### Task objective
Find and copy each line of the data that includes "JSON".

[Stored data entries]
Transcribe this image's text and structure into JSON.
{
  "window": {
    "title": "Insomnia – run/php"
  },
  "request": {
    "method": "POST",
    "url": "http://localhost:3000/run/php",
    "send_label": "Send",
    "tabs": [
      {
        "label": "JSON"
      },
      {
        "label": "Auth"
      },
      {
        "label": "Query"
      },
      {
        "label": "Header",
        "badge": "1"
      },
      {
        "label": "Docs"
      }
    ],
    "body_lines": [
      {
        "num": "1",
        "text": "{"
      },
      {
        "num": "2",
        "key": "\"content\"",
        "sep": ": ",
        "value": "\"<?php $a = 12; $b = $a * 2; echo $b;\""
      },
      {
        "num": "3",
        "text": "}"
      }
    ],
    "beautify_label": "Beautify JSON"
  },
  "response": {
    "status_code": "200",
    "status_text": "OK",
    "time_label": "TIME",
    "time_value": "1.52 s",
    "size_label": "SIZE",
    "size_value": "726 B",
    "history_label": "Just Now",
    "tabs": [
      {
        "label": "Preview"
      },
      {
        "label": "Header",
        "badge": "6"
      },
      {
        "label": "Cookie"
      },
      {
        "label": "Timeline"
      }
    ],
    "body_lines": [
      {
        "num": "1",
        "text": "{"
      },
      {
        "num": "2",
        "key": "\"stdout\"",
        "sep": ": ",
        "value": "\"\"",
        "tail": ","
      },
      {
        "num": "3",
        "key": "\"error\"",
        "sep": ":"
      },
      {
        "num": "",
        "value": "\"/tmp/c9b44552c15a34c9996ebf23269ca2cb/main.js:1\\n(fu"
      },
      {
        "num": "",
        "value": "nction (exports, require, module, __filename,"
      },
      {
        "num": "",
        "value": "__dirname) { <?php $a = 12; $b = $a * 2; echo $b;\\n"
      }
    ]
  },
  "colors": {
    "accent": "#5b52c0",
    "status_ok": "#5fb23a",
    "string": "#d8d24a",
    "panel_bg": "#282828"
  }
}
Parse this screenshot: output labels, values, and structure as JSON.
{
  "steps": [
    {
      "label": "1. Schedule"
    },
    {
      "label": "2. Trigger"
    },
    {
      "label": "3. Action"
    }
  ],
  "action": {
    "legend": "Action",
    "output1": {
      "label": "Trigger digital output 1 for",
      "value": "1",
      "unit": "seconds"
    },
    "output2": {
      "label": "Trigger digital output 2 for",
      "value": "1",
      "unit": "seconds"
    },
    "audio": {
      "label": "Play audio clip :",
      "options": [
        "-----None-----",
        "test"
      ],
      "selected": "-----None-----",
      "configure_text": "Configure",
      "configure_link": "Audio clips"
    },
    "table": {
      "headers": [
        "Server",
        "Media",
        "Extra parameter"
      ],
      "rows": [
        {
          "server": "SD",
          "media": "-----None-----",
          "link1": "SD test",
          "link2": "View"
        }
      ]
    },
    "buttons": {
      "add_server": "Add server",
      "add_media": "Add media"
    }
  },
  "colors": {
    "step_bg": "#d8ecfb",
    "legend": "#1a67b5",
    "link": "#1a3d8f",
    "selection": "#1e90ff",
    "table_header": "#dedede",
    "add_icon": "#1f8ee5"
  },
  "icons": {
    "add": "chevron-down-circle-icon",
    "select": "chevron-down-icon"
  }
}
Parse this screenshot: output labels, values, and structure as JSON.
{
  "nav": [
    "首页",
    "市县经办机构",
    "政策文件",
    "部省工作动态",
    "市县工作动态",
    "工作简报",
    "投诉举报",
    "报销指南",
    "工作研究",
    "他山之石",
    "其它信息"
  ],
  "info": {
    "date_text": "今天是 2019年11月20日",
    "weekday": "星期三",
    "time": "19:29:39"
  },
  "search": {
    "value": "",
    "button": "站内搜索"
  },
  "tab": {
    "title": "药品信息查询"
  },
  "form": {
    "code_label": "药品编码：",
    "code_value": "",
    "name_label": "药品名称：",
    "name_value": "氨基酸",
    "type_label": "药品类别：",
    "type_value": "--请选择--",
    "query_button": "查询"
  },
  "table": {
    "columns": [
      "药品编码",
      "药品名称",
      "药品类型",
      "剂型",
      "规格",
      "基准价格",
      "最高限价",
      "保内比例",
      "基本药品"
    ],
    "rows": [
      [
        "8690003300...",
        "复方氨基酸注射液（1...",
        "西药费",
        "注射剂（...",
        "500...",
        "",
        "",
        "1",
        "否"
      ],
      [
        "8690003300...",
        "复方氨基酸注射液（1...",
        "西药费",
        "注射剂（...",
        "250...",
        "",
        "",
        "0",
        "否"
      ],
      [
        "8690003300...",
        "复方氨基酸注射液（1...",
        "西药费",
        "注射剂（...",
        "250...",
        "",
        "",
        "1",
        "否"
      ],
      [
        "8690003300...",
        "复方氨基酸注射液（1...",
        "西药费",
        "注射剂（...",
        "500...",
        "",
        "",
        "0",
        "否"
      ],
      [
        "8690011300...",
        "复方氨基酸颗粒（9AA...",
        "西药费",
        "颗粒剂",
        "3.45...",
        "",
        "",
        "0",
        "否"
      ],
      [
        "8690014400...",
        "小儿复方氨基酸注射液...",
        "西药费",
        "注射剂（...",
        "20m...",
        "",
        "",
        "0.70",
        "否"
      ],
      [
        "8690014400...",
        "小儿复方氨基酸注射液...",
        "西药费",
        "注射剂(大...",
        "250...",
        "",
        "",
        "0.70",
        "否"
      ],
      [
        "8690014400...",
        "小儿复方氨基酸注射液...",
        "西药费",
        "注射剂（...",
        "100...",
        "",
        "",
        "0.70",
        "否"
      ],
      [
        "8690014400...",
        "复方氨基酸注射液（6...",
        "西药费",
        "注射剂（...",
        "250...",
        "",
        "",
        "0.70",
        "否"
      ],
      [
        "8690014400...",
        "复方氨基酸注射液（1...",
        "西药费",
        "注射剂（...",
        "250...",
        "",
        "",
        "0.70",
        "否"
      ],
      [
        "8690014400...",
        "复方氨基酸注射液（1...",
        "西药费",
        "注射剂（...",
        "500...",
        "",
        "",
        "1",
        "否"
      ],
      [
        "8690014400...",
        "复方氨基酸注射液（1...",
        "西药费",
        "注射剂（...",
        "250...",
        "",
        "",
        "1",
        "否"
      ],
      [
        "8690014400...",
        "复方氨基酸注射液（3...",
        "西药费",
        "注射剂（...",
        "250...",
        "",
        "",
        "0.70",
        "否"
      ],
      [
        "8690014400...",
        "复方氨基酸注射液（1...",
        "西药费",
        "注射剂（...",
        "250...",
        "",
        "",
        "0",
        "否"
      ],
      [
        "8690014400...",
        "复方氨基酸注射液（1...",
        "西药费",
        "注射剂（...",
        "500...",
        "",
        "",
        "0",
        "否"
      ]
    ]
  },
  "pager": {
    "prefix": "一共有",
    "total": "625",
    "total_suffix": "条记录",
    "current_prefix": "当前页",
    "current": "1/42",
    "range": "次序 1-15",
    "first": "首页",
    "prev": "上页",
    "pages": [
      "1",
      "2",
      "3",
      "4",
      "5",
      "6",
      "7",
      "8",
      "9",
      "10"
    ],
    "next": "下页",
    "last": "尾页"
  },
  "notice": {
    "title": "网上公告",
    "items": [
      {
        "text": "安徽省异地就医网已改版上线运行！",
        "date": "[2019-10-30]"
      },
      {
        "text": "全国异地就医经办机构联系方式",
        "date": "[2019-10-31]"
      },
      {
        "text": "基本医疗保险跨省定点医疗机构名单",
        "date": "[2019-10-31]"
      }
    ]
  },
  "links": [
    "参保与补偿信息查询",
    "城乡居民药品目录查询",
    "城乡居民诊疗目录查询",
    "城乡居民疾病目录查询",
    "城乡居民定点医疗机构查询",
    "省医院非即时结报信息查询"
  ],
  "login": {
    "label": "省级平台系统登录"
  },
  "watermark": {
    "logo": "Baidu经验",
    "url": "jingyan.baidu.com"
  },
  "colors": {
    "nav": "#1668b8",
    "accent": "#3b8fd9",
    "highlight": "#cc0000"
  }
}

### Answer section
Transcribe this image's text and structure into JSON.
        "label": "JSON"
    "beautify_label": "Beautify JSON"
Parse this screenshot: output labels, values, and structure as JSON.
Parse this screenshot: output labels, values, and structure as JSON.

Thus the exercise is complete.